[Opening AVAILABLE RECORDS section]

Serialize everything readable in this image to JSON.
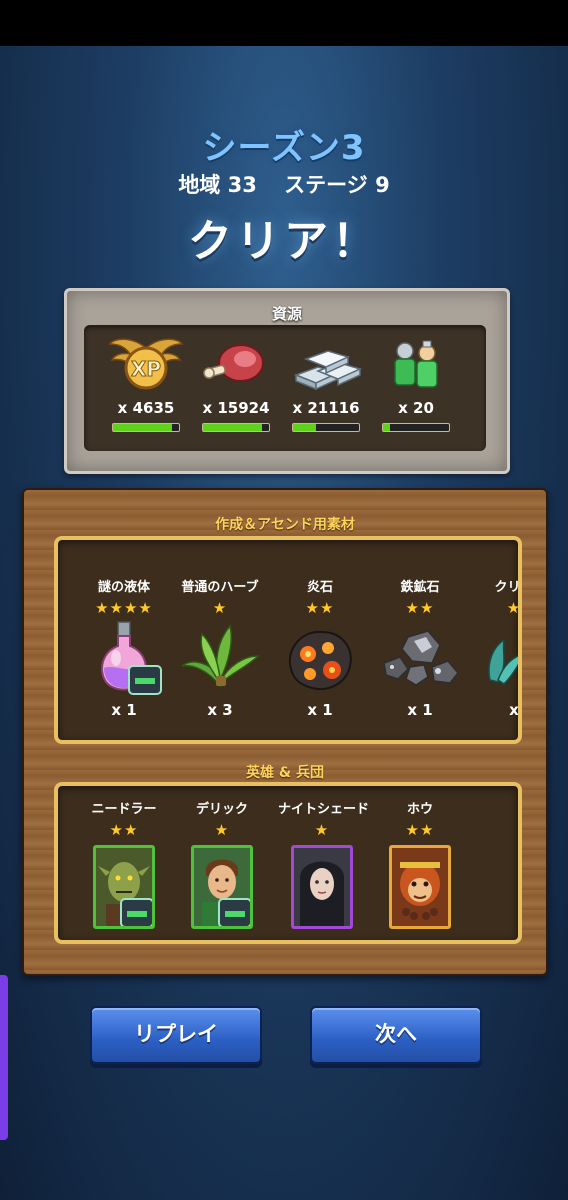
{
  "header": {
    "season": "シーズン3",
    "region": "地域 33",
    "stage": "ステージ 9",
    "result": "クリア！"
  },
  "resources": {
    "title": "資源",
    "items": [
      {
        "icon": "xp-wings-icon",
        "count": "x 4635",
        "progress": 0.9
      },
      {
        "icon": "meat-icon",
        "count": "x 15924",
        "progress": 0.9
      },
      {
        "icon": "iron-ingot-icon",
        "count": "x 21116",
        "progress": 0.35
      },
      {
        "icon": "troops-icon",
        "count": "x 20",
        "progress": 0.1
      }
    ]
  },
  "materials": {
    "title": "作成＆アセンド用素材",
    "items": [
      {
        "name": "謎の液体",
        "stars": "★★★★",
        "icon": "potion-flask-icon",
        "count": "x 1",
        "badge": true
      },
      {
        "name": "普通のハーブ",
        "stars": "★",
        "icon": "herb-leaves-icon",
        "count": "x 3",
        "badge": false
      },
      {
        "name": "炎石",
        "stars": "★★",
        "icon": "fire-rock-icon",
        "count": "x 1",
        "badge": false
      },
      {
        "name": "鉄鉱石",
        "stars": "★★",
        "icon": "iron-ore-icon",
        "count": "x 1",
        "badge": false
      },
      {
        "name": "クリプ",
        "stars": "★",
        "icon": "crystal-icon",
        "count": "x",
        "badge": false
      }
    ]
  },
  "heroes": {
    "title": "英雄 & 兵団",
    "items": [
      {
        "name": "ニードラー",
        "stars": "★★",
        "icon": "goblin-portrait-icon",
        "frame_color": "#4fc23a",
        "badge": true
      },
      {
        "name": "デリック",
        "stars": "★",
        "icon": "archer-portrait-icon",
        "frame_color": "#4fc23a",
        "badge": true
      },
      {
        "name": "ナイトシェード",
        "stars": "★",
        "icon": "assassin-portrait-icon",
        "frame_color": "#a249d6",
        "badge": false
      },
      {
        "name": "ホウ",
        "stars": "★★",
        "icon": "monkey-king-portrait-icon",
        "frame_color": "#e8a83a",
        "badge": false
      }
    ]
  },
  "buttons": {
    "replay": "リプレイ",
    "next": "次へ"
  },
  "colors": {
    "season_text": "#7fc4ff",
    "star": "#ffc928",
    "section_title": "#ffd35a",
    "button_blue": "#2c5fc4"
  }
}
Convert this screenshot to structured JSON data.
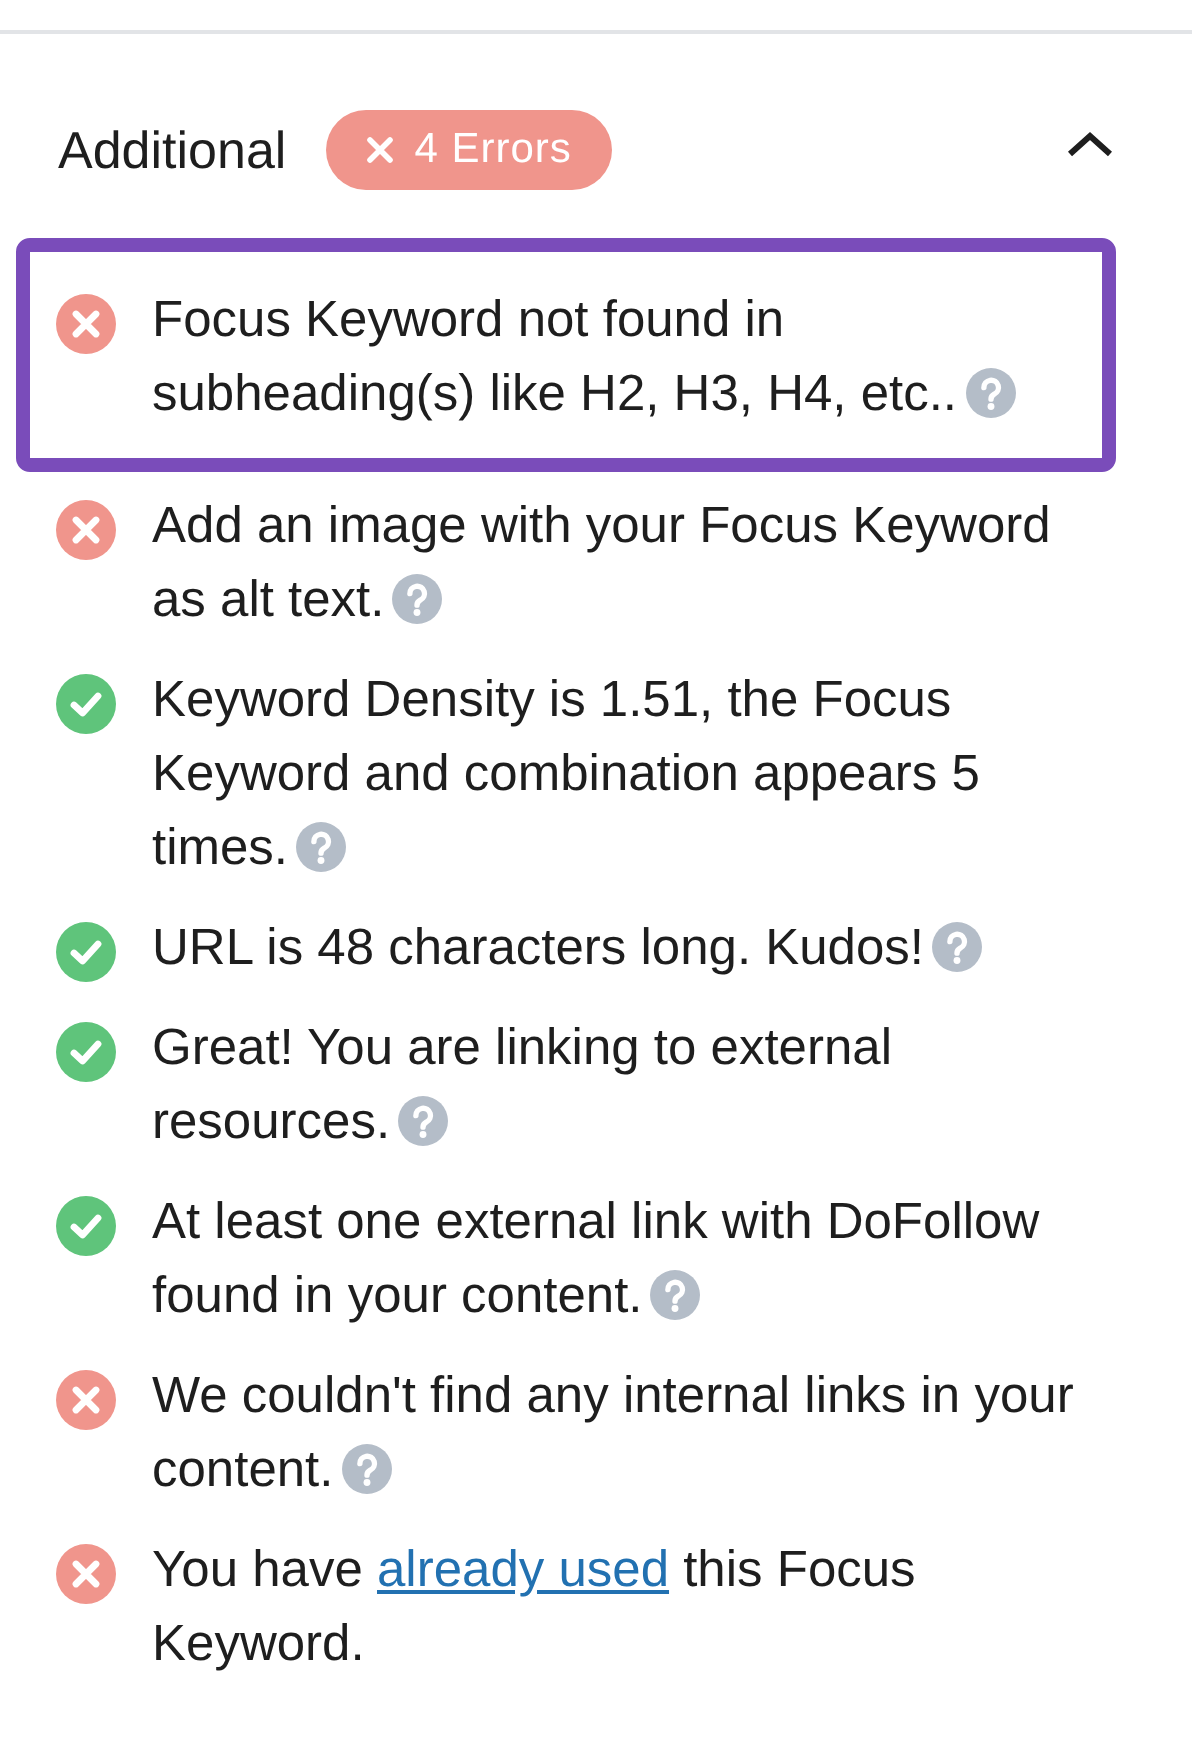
{
  "panel": {
    "title": "Additional",
    "badge": "4 Errors",
    "expanded": true
  },
  "checks": [
    {
      "passed": false,
      "highlighted": true,
      "help": true,
      "text": "Focus Keyword not found in subheading(s) like H2, H3, H4, etc.."
    },
    {
      "passed": false,
      "highlighted": false,
      "help": true,
      "text": "Add an image with your Focus Keyword as alt text."
    },
    {
      "passed": true,
      "highlighted": false,
      "help": true,
      "text": "Keyword Density is 1.51, the Focus Keyword and combination appears 5 times."
    },
    {
      "passed": true,
      "highlighted": false,
      "help": true,
      "text": "URL is 48 characters long. Kudos!"
    },
    {
      "passed": true,
      "highlighted": false,
      "help": true,
      "text": "Great! You are linking to external resources."
    },
    {
      "passed": true,
      "highlighted": false,
      "help": true,
      "text": "At least one external link with DoFollow found in your content."
    },
    {
      "passed": false,
      "highlighted": false,
      "help": true,
      "text": "We couldn't find any internal links in your content."
    },
    {
      "passed": false,
      "highlighted": false,
      "help": false,
      "text": "You have ",
      "link": "already used",
      "after": " this Focus Keyword."
    }
  ]
}
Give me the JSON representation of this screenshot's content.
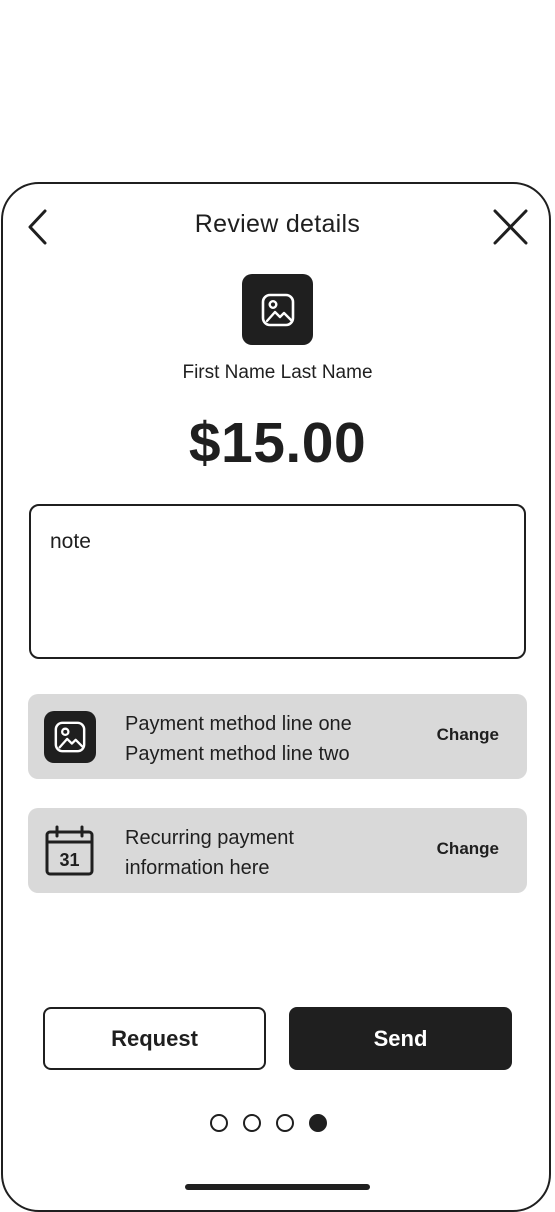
{
  "header": {
    "title": "Review details",
    "back_icon": "chevron-left-icon",
    "close_icon": "close-icon"
  },
  "recipient": {
    "name": "First Name Last Name",
    "avatar_icon": "image-icon"
  },
  "amount": "$15.00",
  "note": {
    "placeholder": "note"
  },
  "payment_method": {
    "icon": "image-icon",
    "line_one": "Payment method line one",
    "line_two": "Payment method line two",
    "change_label": "Change"
  },
  "recurring": {
    "icon": "calendar-icon",
    "calendar_day": "31",
    "line_one": "Recurring payment",
    "line_two": "information here",
    "change_label": "Change"
  },
  "actions": {
    "request_label": "Request",
    "send_label": "Send"
  },
  "pagination": {
    "total": 4,
    "active_index": 3
  },
  "colors": {
    "primary": "#1f1f1f",
    "card_bg": "#d9d9d9",
    "background": "#ffffff"
  }
}
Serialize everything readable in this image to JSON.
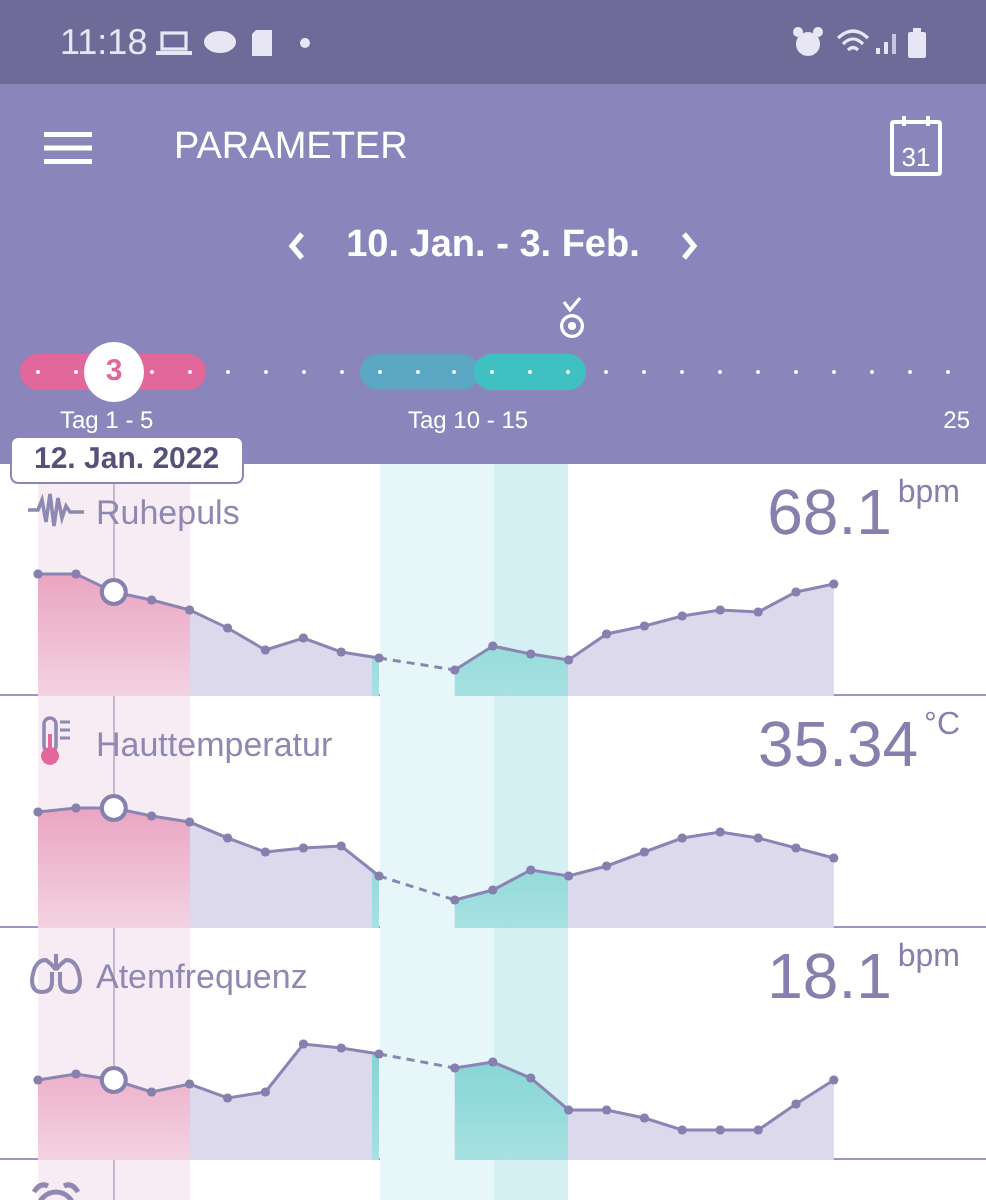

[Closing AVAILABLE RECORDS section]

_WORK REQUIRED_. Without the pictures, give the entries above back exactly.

_OUTPUT_.
Serialize everything readable in this image to JSON.
{
  "header": {
    "season": "シーズン3",
    "region": "地域 33",
    "stage": "ステージ 9",
    "result": "クリア！"
  },
  "resources": {
    "title": "資源",
    "items": [
      {
        "icon": "xp-wings-icon",
        "count": "x 4635",
        "progress": 0.9
      },
      {
        "icon": "meat-icon",
        "count": "x 15924",
        "progress": 0.9
      },
      {
        "icon": "iron-ingot-icon",
        "count": "x 21116",
        "progress": 0.35
      },
      {
        "icon": "troops-icon",
        "count": "x 20",
        "progress": 0.1
      }
    ]
  },
  "materials": {
    "title": "作成＆アセンド用素材",
    "items": [
      {
        "name": "謎の液体",
        "stars": "★★★★",
        "icon": "potion-flask-icon",
        "count": "x 1",
        "badge": true
      },
      {
        "name": "普通のハーブ",
        "stars": "★",
        "icon": "herb-leaves-icon",
        "count": "x 3",
        "badge": false
      },
      {
        "name": "炎石",
        "stars": "★★",
        "icon": "fire-rock-icon",
        "count": "x 1",
        "badge": false
      },
      {
        "name": "鉄鉱石",
        "stars": "★★",
        "icon": "iron-ore-icon",
        "count": "x 1",
        "badge": false
      },
      {
        "name": "クリプ",
        "stars": "★",
        "icon": "crystal-icon",
        "count": "x",
        "badge": false
      }
    ]
  },
  "heroes": {
    "title": "英雄 & 兵団",
    "items": [
      {
        "name": "ニードラー",
        "stars": "★★",
        "icon": "goblin-portrait-icon",
        "frame_color": "#4fc23a",
        "badge": true
      },
      {
        "name": "デリック",
        "stars": "★",
        "icon": "archer-portrait-icon",
        "frame_color": "#4fc23a",
        "badge": true
      },
      {
        "name": "ナイトシェード",
        "stars": "★",
        "icon": "assassin-portrait-icon",
        "frame_color": "#a249d6",
        "badge": false
      },
      {
        "name": "ホウ",
        "stars": "★★",
        "icon": "monkey-king-portrait-icon",
        "frame_color": "#e8a83a",
        "badge": false
      }
    ]
  },
  "buttons": {
    "replay": "リプレイ",
    "next": "次へ"
  },
  "colors": {
    "season_text": "#7fc4ff",
    "star": "#ffc928",
    "section_title": "#ffd35a",
    "button_blue": "#2c5fc4"
  }
}
Convert this screenshot to structured JSON data.
{
  "panel": {
    "title": "Additional",
    "badge": "4 Errors",
    "expanded": true
  },
  "checks": [
    {
      "passed": false,
      "highlighted": true,
      "help": true,
      "text": "Focus Keyword not found in subheading(s) like H2, H3, H4, etc.."
    },
    {
      "passed": false,
      "highlighted": false,
      "help": true,
      "text": "Add an image with your Focus Keyword as alt text."
    },
    {
      "passed": true,
      "highlighted": false,
      "help": true,
      "text": "Keyword Density is 1.51, the Focus Keyword and combination appears 5 times."
    },
    {
      "passed": true,
      "highlighted": false,
      "help": true,
      "text": "URL is 48 characters long. Kudos!"
    },
    {
      "passed": true,
      "highlighted": false,
      "help": true,
      "text": "Great! You are linking to external resources."
    },
    {
      "passed": true,
      "highlighted": false,
      "help": true,
      "text": "At least one external link with DoFollow found in your content."
    },
    {
      "passed": false,
      "highlighted": false,
      "help": true,
      "text": "We couldn't find any internal links in your content."
    },
    {
      "passed": false,
      "highlighted": false,
      "help": false,
      "text": "You have ",
      "link": "already used",
      "after": " this Focus Keyword."
    }
  ]
}
Give me the JSON representation of this screenshot's content.
{
  "header": {
    "title": "Review details",
    "back_icon": "chevron-left-icon",
    "close_icon": "close-icon"
  },
  "recipient": {
    "name": "First Name Last Name",
    "avatar_icon": "image-icon"
  },
  "amount": "$15.00",
  "note": {
    "placeholder": "note"
  },
  "payment_method": {
    "icon": "image-icon",
    "line_one": "Payment method line one",
    "line_two": "Payment method line two",
    "change_label": "Change"
  },
  "recurring": {
    "icon": "calendar-icon",
    "calendar_day": "31",
    "line_one": "Recurring payment",
    "line_two": "information here",
    "change_label": "Change"
  },
  "actions": {
    "request_label": "Request",
    "send_label": "Send"
  },
  "pagination": {
    "total": 4,
    "active_index": 3
  },
  "colors": {
    "primary": "#1f1f1f",
    "card_bg": "#d9d9d9",
    "background": "#ffffff"
  }
}
Serialize everything readable in this image to JSON.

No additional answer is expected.